25 Years Ago: Roy Acuff Becomes First Country Artist to Receive a Kennedy Center Honor
Twenty-five years ago today (Dec. 8, 1991) was an unforgettable day for Roy Acuff, and for country music as a whole: It was on that date that the singer received a prestigious Lifetime Achievement Award at the Kennedy Center Honors ceremony in Washington, D.C., becoming the first country artist to achieve the honor.
Then-President George H. W. Bush attended the 1991 Kennedy Center Honors, which included appearances by Emmylou Harris, Steve Wariner, Chet Atkins and Bill Monroe. Acuff received the honor along with actor Gregory Peck, musical comedy duo Betty Comden and Adolph Green and conductor Robert Shaw, among others. The ceremony was televised as part of a two-hour TV special, which aired on CBS on Dec. 26, 1991.
Acuff, a Grand Ole Opry member, also received the ACM Pioneer Award in 1984 and the National Medal of Arts in July of 1991, for his contributions to the performing arts. Acuff passed away less than one year after the 1991 Kennedy Center Honors, on Nov. 23, 1992, at the age of 89.

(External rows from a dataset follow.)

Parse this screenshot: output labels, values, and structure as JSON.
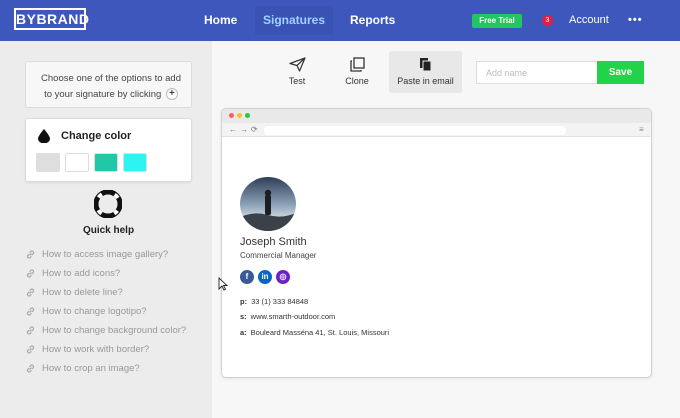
{
  "header": {
    "logo": "BYBRAND",
    "nav": {
      "home": "Home",
      "signatures": "Signatures",
      "reports": "Reports"
    },
    "free_trial": "Free Trial",
    "notification_count": "3",
    "account": "Account",
    "more": "•••",
    "colors": {
      "bar": "#3d57bd",
      "trial": "#22c55e",
      "badge": "#e11d48"
    }
  },
  "sidebar": {
    "add_hint_line1": "Choose one of the options to add",
    "add_hint_line2": "to your signature by clicking",
    "change_color": {
      "title": "Change color",
      "swatches": [
        "#dedede",
        "#ffffff",
        "#1fc9a8",
        "#2ef3f3"
      ]
    },
    "quick_help": {
      "title": "Quick help",
      "items": [
        "How to access image gallery?",
        "How to add icons?",
        "How to delete line?",
        "How to change logotipo?",
        "How to change background color?",
        "How to work with border?",
        "How to crop an image?"
      ]
    }
  },
  "toolbar": {
    "test": "Test",
    "clone": "Clone",
    "paste": "Paste in email",
    "name_placeholder": "Add name",
    "save": "Save"
  },
  "signature": {
    "name": "Joseph Smith",
    "title": "Commercial Manager",
    "social": [
      "facebook-icon",
      "linkedin-icon",
      "instagram-icon"
    ],
    "phone_label": "p:",
    "phone": "33 (1) 333 84848",
    "site_label": "s:",
    "site": "www.smarth-outdoor.com",
    "address_label": "a:",
    "address": "Bouleard Masséna 41, St. Louis, Missouri"
  }
}
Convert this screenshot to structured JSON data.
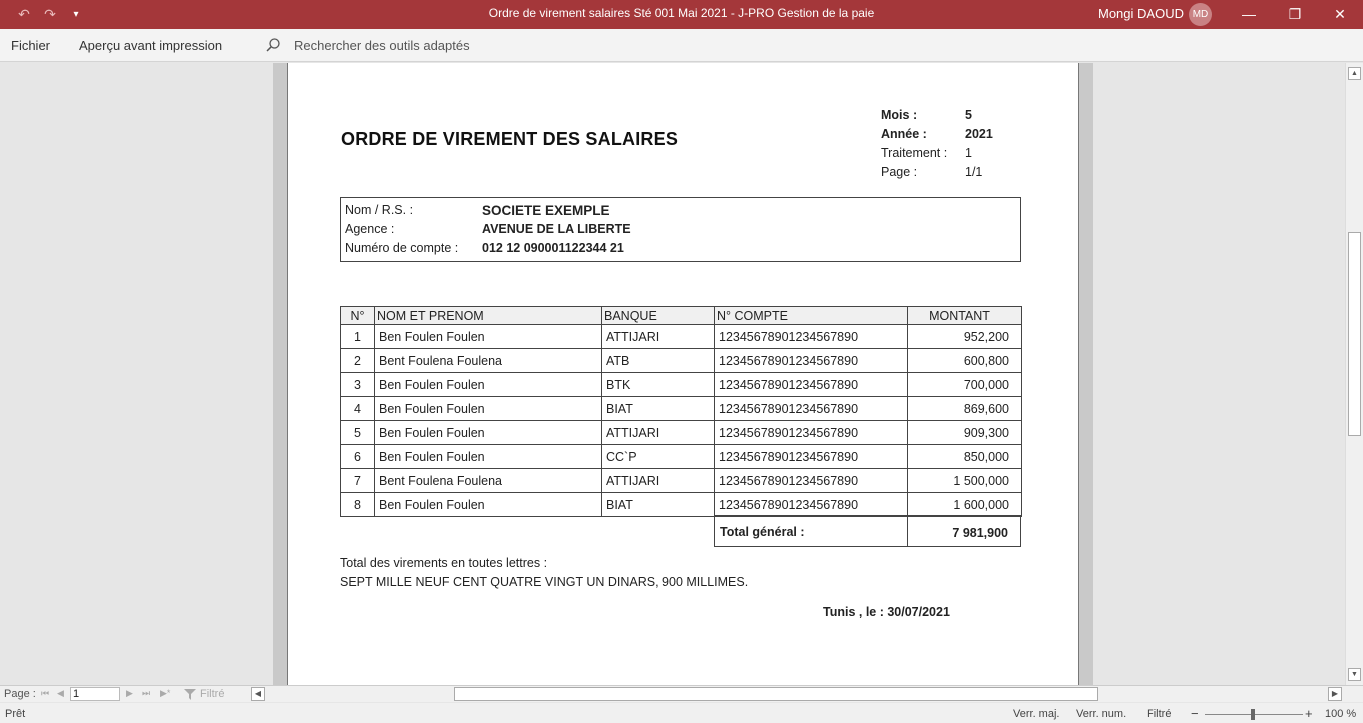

Acuff paved the way for numerous other country artists to be recognized at the Kennedy Center Honors. Other honorees in country music include Merle Haggard, Dolly Parton, Willie Nelson, Johnny Cash and Loretta Lynn.